OSHA requirements are set by statute, standards and regulations. Our interpretation letters explain these requirements and how they apply to particular circumstances, but they cannot create additional employer obligations. This letter constitutes OSHA's interpretation of the requirements discussed. Note that our enforcement guidance may be affected by changes to OSHA rules. Also, from time to time we update our guidance in response to new information. To keep apprised of such developments, you can consult OSHA's website at http://www.osha.gov.

April 2, 1997

Lawrence A. DeWitt
Corporate Safety and Health Program Supervisor
Corning Incorporated
HP-ME-03-56
Corning, New York 14831

Dear Mr. DeWitt:

This is in further response to your letter of December 3, to John Miles, Director of Compliance Programs, regarding clarification of two safety concerns. One is rung spacing on fixed industrial ladders, and the other is personal protective equipment (PPE) in powered industrial vehicle battery charging and changing rooms.

As you know, the Occupational Safety and Health Administration (OSHA) standard for rung spacing on fixed industrial ladders is 29 CFR 1910.27. You ask if there is a minimum or maximum distance specified for the distance to the first rung from the platform, ground or concrete slat at the base of the ladder? The OSHA standard does not specify a minimum or maximum; however, the American National Standards Institute (ANSI) does have specifications for the vertical spacing of the first rung for fixed ladders in their ANSI A14.3-1992 at 5. 1.1 (copy enclosed). This ANSI specification would be a good guideline for employers to follow, although OSHA has not adopted it through rulemaking. If, however, the distance for the first rung in a particular situation were to create a serious hazard for workers, the ANSI specifications could be used as evidence supporting the issuance of a citation based on OSHA's general duty clause (Section 5(a)(1) of the OSH Act).

In your letter you describe a change in your PPE requirements based on a change in your battery changing operation, and ask if it meets the intent and requirements of the OSHA standards. The OSHA standards for PPE are in 29 CFR Subpart I (§1910.132 through .138). Section 1910.132(d) requires employers to select PPE for their employees based on an assessment of the hazards in the workplace and the hazards the employees are likely to encounter, and §1910.133 addresses eye and face protection.

If you have performed a revised hazard assessment and documented it in accordance with §1910.132(d), and this revised assessment indicates that the face shield and apron are no longer necessary because of the use of the acid-resistant mat, then your PPE requirements should be in compliance, although such a determination can only be made by a compliance officer inspecting on-site.

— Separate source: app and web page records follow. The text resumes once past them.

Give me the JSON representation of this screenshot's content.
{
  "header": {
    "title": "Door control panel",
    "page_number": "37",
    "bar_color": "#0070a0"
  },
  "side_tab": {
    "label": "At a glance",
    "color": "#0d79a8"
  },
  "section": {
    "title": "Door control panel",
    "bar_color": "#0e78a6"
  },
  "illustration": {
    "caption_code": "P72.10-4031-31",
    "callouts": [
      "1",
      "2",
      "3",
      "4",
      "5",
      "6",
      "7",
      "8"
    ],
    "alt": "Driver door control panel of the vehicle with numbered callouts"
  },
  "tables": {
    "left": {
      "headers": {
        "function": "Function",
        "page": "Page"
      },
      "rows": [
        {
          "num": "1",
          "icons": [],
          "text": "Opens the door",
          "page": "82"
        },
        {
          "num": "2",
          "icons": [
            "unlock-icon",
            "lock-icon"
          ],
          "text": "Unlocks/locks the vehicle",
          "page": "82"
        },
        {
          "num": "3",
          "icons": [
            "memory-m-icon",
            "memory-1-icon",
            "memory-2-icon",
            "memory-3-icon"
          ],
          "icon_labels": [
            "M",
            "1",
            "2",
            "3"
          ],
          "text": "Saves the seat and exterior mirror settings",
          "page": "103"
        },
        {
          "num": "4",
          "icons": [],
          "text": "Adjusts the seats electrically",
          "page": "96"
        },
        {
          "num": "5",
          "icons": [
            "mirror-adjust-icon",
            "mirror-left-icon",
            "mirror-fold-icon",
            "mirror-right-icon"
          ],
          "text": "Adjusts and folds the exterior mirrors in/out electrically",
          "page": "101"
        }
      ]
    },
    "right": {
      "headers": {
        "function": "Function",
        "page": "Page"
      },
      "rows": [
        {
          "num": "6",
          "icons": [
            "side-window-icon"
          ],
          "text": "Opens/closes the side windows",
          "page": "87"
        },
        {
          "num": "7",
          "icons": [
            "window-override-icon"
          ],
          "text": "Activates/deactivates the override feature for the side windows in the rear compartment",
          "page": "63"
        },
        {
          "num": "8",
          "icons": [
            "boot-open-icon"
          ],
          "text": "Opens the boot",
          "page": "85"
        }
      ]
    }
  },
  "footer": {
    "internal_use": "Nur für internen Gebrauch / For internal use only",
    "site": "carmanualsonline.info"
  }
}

Section 1910.132(d) requires the employer to verify that the required workplace hazard assessment has been performed through a written certification that identifies the workplace evaluated; the person certifying that the evaluation has been performed; and the date(s) of the hazard assessment. In addition to the above standard, the non-mandatory Appendix B contains an example of procedures that would comply with the requirement for a hazard assessment and the selection of PPE.

Also, enclosed is a copy of OSHA field directive, OSHA Instruction STD 1-6.6, which was issued on June 16, 1995 that discusses in some detail the revised personal protective equipment standards for general industry. This directive gives detailed information on how to comply with the standard, including §1910.132(d) and §1910.133.

If you have any questions, please contact Helen Hoban Rogers at (202) 219-8031 x 121.

Sincerely,

Raymond E. Donnelly, Director
Office of General Industry Compliance Assistance